Mabel Normand, featured star with the Keystone Film Company, had three whole days vacation and she took advantage of her rest. Last winter Miss Normand purchased a sixty-foot yacht and had it thoroughly overhauled and refurnished throughout. When it was completed it was a thing of beauty--but since the rainy season the “Queen of the Movies” has been too busy helping Mack Sennett take advantage of the sunny weather in making of Keystone two-reel features to find time for yachting. When the three-day vacation came along Mabel stocked up the craft and took a party of friends to Catalina, cruising around the island and enjoying the breezes, fishing and quiet of the Pacific in its most pacific condition.
[photo caption] Mabel Normand and “Big Ben,” the tame seal, disporting in the surf at
Statue of Old Ben, Hungry Sea Lion
Old Ben was an unusually large and friendly sea lion who first appeared in the Avalon harbor in 1898. He quickly became the town mooch, flopping through the streets looking for fish snacks and posing for snapshots with Santa Catalina tourists. He even appeared in a 1914 movie, "The Sea Nymphs," before swimming off and disappearing in the early 1920s.

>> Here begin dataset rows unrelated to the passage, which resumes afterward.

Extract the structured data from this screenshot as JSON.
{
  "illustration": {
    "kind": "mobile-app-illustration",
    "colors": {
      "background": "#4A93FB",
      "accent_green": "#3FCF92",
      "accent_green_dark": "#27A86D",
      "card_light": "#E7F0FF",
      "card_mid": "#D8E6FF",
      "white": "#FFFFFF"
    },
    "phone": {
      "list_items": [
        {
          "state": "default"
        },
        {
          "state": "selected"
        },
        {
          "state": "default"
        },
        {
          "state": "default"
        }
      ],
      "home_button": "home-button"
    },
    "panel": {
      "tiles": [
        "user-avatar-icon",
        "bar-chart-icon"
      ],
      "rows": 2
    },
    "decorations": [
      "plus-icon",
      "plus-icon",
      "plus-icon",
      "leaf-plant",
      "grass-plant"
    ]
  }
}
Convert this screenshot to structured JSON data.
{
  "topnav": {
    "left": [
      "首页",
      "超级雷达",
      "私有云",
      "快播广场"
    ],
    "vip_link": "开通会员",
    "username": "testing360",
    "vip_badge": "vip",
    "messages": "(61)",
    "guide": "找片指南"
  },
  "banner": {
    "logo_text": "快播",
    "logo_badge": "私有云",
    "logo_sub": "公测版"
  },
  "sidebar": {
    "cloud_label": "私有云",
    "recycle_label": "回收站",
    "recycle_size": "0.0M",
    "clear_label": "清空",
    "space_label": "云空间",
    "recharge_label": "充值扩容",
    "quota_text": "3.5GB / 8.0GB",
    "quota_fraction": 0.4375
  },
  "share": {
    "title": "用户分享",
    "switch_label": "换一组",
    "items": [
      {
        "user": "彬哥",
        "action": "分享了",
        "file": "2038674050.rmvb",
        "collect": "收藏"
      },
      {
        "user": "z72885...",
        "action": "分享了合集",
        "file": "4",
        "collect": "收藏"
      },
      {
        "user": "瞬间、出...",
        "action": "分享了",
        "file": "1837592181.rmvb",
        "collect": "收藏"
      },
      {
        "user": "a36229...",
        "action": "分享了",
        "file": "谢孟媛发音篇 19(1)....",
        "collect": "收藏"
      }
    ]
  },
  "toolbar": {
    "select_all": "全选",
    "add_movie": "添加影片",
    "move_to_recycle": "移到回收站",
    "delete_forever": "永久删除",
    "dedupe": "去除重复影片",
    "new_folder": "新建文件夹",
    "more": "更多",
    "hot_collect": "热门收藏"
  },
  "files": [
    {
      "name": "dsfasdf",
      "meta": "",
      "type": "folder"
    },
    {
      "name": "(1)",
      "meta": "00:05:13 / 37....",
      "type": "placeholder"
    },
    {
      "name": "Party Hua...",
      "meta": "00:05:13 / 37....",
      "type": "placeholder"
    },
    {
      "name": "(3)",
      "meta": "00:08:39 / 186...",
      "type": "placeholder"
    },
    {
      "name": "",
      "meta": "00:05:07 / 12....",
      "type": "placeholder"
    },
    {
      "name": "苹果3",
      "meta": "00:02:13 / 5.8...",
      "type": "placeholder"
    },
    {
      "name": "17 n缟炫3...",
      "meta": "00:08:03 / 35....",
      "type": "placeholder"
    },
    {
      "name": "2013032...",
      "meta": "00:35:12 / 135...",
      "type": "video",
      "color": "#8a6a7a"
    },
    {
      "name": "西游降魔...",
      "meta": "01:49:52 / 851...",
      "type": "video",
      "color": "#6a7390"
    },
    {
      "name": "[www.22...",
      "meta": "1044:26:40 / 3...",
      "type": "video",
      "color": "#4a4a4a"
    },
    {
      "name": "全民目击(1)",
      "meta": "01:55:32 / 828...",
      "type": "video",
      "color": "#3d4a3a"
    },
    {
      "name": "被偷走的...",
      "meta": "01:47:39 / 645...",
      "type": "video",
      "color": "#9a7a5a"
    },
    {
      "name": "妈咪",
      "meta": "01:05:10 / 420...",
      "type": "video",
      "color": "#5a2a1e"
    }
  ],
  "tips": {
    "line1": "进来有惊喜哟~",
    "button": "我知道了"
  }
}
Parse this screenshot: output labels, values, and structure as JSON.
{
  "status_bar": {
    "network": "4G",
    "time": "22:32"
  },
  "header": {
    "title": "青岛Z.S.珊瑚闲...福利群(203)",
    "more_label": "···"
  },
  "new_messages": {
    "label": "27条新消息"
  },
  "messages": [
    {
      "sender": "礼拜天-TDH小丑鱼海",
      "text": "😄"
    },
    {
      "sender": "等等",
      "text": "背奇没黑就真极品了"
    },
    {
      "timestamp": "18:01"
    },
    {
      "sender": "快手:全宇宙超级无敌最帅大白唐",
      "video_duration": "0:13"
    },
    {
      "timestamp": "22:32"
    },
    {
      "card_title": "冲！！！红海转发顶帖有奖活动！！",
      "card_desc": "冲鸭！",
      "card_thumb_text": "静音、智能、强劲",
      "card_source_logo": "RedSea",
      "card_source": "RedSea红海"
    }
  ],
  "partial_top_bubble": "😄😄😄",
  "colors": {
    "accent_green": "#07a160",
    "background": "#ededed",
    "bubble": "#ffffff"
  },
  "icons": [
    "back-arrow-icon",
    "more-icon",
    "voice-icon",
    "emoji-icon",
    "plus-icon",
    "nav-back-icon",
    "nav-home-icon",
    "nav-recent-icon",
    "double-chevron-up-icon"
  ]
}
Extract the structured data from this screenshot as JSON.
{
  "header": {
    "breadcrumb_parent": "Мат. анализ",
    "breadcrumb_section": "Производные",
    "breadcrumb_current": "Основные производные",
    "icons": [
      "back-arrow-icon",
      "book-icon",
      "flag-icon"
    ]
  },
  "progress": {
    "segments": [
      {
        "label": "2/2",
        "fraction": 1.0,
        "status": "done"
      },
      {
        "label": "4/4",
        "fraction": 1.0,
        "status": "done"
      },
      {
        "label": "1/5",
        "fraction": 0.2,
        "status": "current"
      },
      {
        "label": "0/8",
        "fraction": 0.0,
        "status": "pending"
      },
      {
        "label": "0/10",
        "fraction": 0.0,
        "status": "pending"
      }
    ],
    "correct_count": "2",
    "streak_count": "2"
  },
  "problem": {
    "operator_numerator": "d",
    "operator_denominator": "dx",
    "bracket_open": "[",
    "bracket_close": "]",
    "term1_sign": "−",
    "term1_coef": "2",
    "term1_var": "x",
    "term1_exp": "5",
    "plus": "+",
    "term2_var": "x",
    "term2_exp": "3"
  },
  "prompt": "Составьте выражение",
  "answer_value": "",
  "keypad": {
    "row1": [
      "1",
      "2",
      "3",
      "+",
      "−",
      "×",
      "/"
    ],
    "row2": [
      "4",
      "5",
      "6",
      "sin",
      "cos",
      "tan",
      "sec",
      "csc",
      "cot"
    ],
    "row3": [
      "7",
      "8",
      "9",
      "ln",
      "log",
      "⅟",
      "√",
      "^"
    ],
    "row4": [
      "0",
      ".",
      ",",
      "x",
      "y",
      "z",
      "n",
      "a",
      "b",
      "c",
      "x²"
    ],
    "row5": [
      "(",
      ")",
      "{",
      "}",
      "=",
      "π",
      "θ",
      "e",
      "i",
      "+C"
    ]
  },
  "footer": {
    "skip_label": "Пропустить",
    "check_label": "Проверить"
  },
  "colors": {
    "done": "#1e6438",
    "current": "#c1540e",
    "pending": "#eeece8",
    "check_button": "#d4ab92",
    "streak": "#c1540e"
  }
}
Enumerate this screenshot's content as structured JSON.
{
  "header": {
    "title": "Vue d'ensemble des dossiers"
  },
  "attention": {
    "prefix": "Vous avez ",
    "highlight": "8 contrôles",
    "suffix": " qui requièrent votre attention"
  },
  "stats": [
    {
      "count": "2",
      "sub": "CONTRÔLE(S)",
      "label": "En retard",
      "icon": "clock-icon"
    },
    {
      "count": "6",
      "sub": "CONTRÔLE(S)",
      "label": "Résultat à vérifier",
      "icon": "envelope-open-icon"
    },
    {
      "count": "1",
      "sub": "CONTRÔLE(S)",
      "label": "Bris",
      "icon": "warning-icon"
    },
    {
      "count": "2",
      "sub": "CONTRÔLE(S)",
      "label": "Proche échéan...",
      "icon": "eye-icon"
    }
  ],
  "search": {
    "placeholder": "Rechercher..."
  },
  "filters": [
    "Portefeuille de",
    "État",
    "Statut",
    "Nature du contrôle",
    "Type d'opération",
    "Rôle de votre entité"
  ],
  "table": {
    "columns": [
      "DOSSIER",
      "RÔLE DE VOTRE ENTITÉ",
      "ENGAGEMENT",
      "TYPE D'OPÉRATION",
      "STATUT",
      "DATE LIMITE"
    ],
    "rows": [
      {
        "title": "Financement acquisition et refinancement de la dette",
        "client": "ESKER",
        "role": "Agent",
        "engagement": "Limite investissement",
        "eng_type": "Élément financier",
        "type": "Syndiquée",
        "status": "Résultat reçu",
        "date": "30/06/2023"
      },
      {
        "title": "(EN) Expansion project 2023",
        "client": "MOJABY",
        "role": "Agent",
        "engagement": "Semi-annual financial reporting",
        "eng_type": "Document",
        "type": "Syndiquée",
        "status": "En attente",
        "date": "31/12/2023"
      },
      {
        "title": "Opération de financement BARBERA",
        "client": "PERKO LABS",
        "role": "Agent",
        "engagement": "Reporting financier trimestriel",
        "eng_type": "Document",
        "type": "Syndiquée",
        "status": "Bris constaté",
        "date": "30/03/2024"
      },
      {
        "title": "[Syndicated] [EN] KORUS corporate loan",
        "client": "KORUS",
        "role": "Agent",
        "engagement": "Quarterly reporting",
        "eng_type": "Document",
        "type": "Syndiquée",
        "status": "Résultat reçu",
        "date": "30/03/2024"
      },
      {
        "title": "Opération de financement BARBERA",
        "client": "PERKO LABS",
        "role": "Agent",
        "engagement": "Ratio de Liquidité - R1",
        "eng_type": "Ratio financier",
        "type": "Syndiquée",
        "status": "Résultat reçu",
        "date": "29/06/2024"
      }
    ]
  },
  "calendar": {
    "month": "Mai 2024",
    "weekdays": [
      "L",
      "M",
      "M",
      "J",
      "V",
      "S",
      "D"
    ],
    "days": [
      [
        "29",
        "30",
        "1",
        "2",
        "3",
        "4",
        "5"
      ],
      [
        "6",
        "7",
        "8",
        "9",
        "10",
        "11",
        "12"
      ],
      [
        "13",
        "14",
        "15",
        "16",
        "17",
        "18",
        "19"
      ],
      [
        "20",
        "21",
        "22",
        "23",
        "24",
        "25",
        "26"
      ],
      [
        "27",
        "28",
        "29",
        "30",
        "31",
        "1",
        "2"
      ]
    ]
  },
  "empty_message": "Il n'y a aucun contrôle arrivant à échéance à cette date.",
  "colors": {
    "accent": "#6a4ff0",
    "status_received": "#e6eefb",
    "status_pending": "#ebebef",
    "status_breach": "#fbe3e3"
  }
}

Avalon never forgot its flippery town pet, and in 1975 it erected a life-size concrete statue of Old Ben as its Bicentennial project -- a statue reportedly so lifelike that real seals would bark at it. That statue was replaced by an identical one made of bronze in 1986, and in 2009 it was moved from its spot on the end of a pier to a more shutterbug-friendly downtown location.
The East Coast also has its own adored seal statue, but Ben was the first.